Jacie smiled grimly as she turned onto Sweet Street, where Lil lived. Worst time of her life, but it was over. She’d survived and grown and now she had a daughter to raise and set an example for. And her mother had finally, finally, seen Clinton for what he was—but only after he’d forbidden her from seeing her new granddaughter. Grandbabies apparently trumped man-need. The fact that she’d been in Facebook contact with an old high school boyfriend, who she eventually married, had also helped. Now Anne had a warm relationship with Darby, even though her relationship with Jacie was still stilted and uncomfortable…but she had begged Jacie not to take this job—because of Clinton.
Finally she showed some motherly concern where that intimidating asshole was concerned. Well, Jacie was done being intimidated. Even though she had no intention of engaging the man, she wanted him to see that she wasn’t afraid to come back to her hometown, visit her friends, introduce her daughter to the beautiful area where she’d grown up.
Okay…maybe she wanted to engage him a little, because she hated walking away a loser—more than that, she hated Clinton walking away feeling like a winner.
She pulled up in front of Lil’s cozy house and Darby raced out the front door. Her kid didn’t seem to have any speed except for fast.
“How was it, Mom?”
“Good.” She met Lil’s dark eyes over Darby’s head. “Did you girls have a good time?”
“Actually, we were about to head off to the ranch store. Darby got the list of items she needs for horse camp and we were going shopping.”
“Then I guess I got here in the nick of time.”
“We were going to text you so you could meet us there,” Darby said.
“We were.” There was laughter in Lil’s voice. She seemed to be enjoying her time with Darby and vice versa.
Half an hour later they left the ranch store with a riding helmet and new western boots. After that they stopped at the grocery store to buy a loose leaf binder for Darby to keep her lessons in, then headed off to the Pizza Shack for lunch. Darby went to the restroom and as soon as she was gone, Lil asked about the hotel.
“It’s going to be challenging, but I’m excited.”
“And what about Brett?”
Jacie blinked at her, ignoring the small jolt she felt at the sound of his name. “Don’t tell me he’s a contractor.” Because the electrical and plumbing contractors were local and it would be a special kind of hell having contact with him every day.
Lil shook her head impatiently. “I’m talking horse camp. Being his neighbor. That stuff.”
Jacie shrugged with more nonchalance than she felt, since she was wondering the same thing. “We talked last night and now that Darby’s enrolled in horse camp, I think we might talk again…just to make certain we’re on the same exact page.”
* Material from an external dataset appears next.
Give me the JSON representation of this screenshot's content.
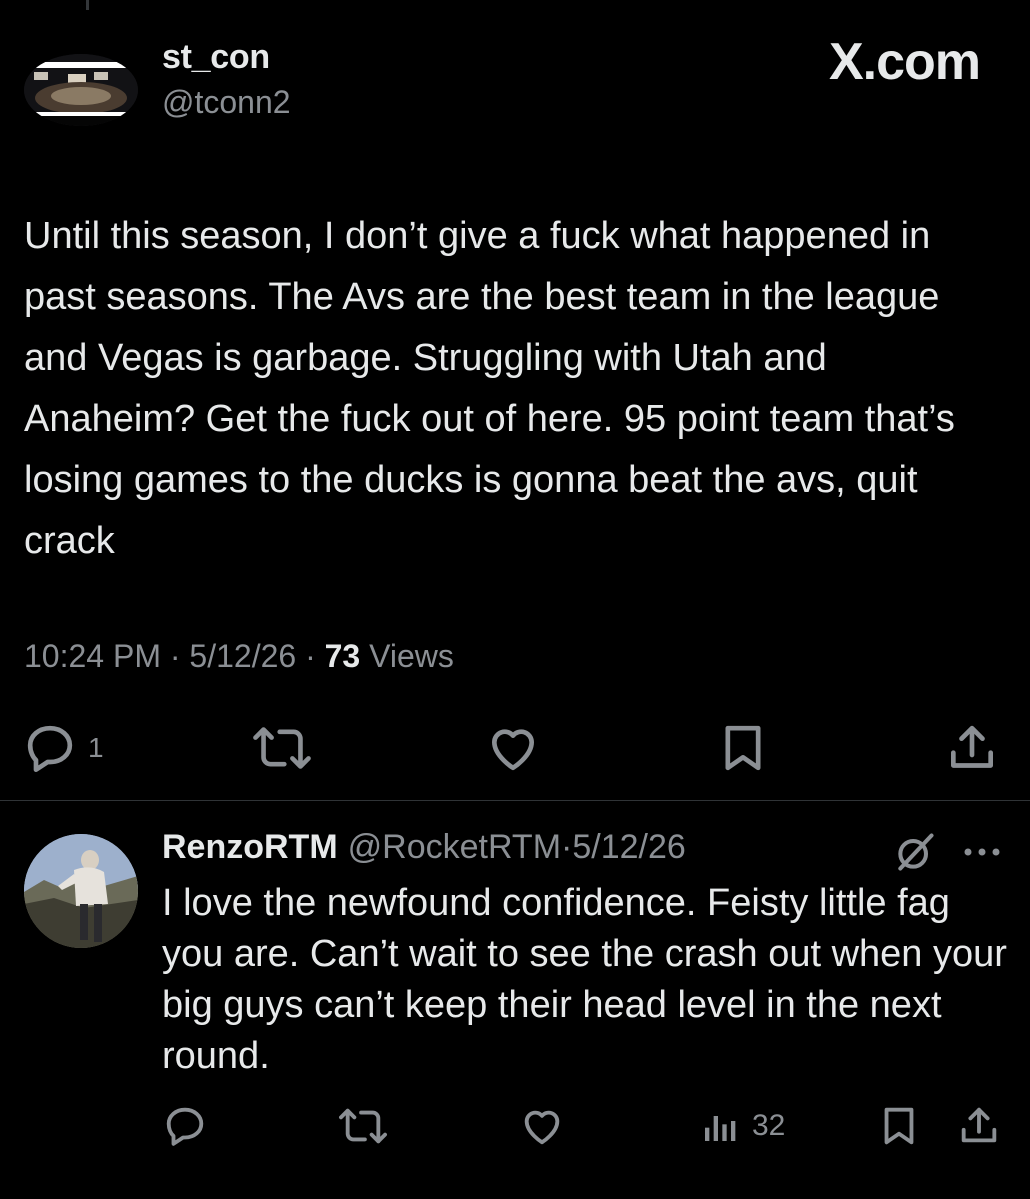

But more than that, to convince herself that she was in control of the situation—her brain, her logic, not old memories or longings. It was a matter of recognizing the priorities in her life and acting accordingly.
A simple thing, really.
End of Excerpt